**Task requirements:** List all lines of the data containing the word "mipmap".

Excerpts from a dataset

────────────────────────────────────────

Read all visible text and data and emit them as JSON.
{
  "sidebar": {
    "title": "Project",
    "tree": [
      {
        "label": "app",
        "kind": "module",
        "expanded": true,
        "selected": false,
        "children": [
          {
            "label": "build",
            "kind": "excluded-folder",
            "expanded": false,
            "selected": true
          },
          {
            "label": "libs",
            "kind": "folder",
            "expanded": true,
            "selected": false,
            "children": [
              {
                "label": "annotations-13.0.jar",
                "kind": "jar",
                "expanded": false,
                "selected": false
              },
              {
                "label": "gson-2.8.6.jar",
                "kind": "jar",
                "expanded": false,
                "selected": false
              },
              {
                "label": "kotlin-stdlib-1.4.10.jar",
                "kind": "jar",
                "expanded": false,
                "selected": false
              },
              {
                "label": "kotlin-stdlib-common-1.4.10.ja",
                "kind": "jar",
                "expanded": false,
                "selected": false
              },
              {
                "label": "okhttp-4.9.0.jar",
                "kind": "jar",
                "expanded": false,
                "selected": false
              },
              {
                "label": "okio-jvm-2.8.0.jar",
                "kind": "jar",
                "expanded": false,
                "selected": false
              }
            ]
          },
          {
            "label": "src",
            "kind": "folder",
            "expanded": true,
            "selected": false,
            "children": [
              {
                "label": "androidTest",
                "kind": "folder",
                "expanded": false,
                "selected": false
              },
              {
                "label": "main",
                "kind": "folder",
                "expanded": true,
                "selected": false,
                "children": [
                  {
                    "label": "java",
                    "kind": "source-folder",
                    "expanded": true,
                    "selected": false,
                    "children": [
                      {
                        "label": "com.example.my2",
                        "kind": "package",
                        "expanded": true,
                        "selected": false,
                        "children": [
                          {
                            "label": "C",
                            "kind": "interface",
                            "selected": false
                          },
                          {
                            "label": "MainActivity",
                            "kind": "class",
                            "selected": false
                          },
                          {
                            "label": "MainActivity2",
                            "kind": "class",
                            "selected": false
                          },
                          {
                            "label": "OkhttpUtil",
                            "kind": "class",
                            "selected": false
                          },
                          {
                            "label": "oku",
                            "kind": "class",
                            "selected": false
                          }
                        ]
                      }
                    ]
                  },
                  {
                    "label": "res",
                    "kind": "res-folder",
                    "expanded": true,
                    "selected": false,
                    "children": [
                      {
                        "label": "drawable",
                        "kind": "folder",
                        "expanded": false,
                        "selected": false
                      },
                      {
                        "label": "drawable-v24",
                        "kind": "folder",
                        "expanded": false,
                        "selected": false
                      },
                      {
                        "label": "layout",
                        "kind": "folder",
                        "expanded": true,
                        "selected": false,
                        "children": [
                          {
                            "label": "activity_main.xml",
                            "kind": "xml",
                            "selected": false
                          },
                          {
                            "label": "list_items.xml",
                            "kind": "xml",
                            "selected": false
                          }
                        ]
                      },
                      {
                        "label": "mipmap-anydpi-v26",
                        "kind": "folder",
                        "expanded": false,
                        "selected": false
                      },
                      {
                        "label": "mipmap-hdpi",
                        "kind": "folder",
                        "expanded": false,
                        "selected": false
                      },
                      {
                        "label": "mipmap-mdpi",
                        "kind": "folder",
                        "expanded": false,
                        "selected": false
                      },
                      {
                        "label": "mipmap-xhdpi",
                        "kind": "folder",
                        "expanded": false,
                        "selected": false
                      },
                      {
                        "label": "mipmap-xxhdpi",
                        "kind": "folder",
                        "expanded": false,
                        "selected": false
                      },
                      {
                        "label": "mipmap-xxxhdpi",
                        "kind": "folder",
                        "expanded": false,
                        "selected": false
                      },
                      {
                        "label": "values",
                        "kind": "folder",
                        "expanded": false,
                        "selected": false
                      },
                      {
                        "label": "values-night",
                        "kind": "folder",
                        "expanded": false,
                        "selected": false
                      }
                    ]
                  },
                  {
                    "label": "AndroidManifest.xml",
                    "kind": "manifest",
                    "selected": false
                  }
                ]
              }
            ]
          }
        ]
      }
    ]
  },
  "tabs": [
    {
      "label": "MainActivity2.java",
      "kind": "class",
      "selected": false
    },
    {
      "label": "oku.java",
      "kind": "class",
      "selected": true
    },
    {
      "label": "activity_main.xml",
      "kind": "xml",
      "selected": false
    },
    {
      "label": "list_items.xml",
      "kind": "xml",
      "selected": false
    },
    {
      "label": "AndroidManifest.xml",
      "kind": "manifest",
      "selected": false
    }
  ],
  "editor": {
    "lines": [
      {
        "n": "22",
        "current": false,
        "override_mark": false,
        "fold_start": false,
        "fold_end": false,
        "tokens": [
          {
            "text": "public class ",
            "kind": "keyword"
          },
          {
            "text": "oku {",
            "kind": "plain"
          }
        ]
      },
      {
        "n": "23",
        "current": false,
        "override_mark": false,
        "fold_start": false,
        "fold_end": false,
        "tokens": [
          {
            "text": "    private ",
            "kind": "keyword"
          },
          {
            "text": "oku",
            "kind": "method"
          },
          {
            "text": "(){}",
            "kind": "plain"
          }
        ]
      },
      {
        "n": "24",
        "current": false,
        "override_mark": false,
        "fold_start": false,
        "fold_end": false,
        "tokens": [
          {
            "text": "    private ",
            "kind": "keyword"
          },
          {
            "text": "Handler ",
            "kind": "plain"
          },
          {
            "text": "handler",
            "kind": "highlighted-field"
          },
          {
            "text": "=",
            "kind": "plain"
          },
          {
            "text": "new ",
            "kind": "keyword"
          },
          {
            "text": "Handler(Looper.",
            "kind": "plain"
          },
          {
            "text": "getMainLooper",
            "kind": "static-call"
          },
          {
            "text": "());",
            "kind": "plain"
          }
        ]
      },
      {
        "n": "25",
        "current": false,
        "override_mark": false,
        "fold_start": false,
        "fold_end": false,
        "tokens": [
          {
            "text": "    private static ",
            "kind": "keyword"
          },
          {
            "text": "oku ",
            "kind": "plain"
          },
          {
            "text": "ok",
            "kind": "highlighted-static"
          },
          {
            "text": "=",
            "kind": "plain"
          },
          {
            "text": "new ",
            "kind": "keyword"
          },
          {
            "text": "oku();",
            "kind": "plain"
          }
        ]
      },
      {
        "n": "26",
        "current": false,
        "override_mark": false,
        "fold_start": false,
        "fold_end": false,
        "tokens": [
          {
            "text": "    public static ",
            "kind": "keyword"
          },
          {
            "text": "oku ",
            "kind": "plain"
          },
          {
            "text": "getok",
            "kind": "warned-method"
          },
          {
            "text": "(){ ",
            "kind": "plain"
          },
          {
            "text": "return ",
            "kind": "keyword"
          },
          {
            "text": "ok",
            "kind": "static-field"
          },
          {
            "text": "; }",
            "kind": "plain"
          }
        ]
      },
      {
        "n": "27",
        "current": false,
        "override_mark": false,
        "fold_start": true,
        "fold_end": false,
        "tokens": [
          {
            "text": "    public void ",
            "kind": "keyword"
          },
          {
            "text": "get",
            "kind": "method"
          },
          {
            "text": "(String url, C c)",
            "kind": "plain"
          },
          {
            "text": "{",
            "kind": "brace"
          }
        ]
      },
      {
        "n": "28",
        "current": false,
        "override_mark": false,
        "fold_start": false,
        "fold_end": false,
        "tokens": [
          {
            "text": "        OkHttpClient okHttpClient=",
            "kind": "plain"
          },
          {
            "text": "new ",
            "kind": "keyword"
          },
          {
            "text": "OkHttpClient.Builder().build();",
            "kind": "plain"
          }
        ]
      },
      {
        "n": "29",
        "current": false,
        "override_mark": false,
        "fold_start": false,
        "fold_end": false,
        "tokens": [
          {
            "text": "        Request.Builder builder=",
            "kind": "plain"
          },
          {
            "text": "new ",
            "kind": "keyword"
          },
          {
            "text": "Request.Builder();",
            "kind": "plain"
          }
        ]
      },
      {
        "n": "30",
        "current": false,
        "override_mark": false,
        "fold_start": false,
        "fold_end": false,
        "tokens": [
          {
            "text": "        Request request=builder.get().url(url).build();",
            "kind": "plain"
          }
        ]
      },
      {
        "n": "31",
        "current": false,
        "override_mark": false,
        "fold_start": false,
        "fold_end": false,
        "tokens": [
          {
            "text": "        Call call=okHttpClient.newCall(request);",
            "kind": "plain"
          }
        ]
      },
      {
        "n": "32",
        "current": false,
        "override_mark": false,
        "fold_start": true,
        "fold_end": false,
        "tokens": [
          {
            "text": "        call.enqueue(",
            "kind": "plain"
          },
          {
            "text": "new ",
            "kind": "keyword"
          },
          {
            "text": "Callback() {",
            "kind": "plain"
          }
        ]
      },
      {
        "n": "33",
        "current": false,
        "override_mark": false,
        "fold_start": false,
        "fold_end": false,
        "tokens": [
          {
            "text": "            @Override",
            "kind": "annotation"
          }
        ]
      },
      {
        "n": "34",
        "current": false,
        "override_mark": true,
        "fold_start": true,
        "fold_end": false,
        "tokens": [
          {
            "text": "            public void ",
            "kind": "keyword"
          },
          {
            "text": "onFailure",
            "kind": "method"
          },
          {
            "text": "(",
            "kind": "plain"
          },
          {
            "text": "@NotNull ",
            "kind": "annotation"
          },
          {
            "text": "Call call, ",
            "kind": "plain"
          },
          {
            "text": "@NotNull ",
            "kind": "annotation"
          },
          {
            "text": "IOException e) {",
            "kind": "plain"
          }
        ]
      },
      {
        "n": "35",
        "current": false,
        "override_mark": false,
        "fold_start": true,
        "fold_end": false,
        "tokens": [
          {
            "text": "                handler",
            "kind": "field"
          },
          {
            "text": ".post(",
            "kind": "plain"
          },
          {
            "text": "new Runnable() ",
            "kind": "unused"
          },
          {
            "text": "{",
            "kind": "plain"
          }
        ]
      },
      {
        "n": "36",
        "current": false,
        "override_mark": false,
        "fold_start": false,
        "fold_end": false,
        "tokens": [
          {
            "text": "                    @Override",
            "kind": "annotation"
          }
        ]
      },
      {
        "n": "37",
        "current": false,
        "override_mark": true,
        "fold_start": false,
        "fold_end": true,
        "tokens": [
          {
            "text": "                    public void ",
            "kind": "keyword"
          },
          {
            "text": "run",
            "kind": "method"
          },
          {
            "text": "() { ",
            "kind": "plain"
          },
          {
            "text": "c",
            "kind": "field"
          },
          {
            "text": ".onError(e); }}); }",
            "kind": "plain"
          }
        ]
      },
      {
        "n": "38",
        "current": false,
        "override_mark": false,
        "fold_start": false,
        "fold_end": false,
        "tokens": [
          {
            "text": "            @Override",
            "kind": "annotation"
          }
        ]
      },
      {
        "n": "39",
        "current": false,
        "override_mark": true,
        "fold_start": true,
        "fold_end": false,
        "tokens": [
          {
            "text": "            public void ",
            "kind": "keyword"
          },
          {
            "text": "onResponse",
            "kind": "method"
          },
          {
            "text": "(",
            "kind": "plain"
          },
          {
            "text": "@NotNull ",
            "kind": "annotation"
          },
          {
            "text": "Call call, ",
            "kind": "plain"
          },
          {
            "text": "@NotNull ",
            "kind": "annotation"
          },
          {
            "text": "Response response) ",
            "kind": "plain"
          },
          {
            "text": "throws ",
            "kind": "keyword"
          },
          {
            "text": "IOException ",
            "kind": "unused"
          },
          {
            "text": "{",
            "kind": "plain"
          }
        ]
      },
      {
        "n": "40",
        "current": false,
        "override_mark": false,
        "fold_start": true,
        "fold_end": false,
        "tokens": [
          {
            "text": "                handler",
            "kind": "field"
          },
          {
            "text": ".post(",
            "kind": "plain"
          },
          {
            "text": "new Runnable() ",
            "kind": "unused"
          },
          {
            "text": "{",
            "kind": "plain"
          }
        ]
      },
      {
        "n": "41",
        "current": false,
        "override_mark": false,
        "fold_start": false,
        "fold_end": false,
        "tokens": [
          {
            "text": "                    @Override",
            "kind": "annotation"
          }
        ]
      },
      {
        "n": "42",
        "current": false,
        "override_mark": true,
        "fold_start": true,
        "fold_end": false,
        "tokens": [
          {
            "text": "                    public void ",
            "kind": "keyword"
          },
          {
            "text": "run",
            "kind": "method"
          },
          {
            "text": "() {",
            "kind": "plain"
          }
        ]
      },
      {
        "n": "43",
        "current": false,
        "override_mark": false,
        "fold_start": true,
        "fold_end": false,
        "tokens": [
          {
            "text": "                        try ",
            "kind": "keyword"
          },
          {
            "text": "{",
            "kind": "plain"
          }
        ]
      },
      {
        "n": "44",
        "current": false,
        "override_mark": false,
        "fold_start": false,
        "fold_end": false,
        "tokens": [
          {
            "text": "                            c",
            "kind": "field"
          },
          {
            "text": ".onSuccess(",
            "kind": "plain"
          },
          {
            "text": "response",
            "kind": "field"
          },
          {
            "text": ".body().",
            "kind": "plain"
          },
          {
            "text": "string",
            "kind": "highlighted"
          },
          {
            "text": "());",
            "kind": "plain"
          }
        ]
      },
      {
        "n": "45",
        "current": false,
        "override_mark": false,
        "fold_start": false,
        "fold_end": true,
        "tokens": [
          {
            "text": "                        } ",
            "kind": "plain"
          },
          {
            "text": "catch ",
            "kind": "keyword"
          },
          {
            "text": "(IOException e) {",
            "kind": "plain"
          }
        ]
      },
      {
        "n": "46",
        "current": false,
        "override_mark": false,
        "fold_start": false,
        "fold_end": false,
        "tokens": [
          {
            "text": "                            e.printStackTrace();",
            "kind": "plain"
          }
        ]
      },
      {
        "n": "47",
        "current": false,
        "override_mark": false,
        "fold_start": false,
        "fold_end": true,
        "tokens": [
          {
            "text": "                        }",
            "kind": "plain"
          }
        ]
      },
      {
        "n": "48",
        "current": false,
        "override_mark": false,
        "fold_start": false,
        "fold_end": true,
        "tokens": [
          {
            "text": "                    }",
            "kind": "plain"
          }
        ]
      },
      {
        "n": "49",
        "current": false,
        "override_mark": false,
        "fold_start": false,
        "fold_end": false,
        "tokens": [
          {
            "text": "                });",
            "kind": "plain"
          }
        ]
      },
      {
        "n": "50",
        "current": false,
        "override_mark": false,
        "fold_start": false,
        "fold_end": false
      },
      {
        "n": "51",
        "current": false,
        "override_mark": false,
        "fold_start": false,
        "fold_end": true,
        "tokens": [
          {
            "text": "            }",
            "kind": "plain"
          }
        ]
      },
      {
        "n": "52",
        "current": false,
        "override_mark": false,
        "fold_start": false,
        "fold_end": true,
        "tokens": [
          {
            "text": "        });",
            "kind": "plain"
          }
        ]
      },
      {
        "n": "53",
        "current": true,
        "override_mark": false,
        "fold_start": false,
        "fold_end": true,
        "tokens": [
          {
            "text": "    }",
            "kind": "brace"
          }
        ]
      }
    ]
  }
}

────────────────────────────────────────

**Result of the task:**
                        "label": "mipmap-anydpi-v26",
                        "label": "mipmap-hdpi",
                        "label": "mipmap-mdpi",
                        "label": "mipmap-xhdpi",
                        "label": "mipmap-xxhdpi",
                        "label": "mipmap-xxxhdpi",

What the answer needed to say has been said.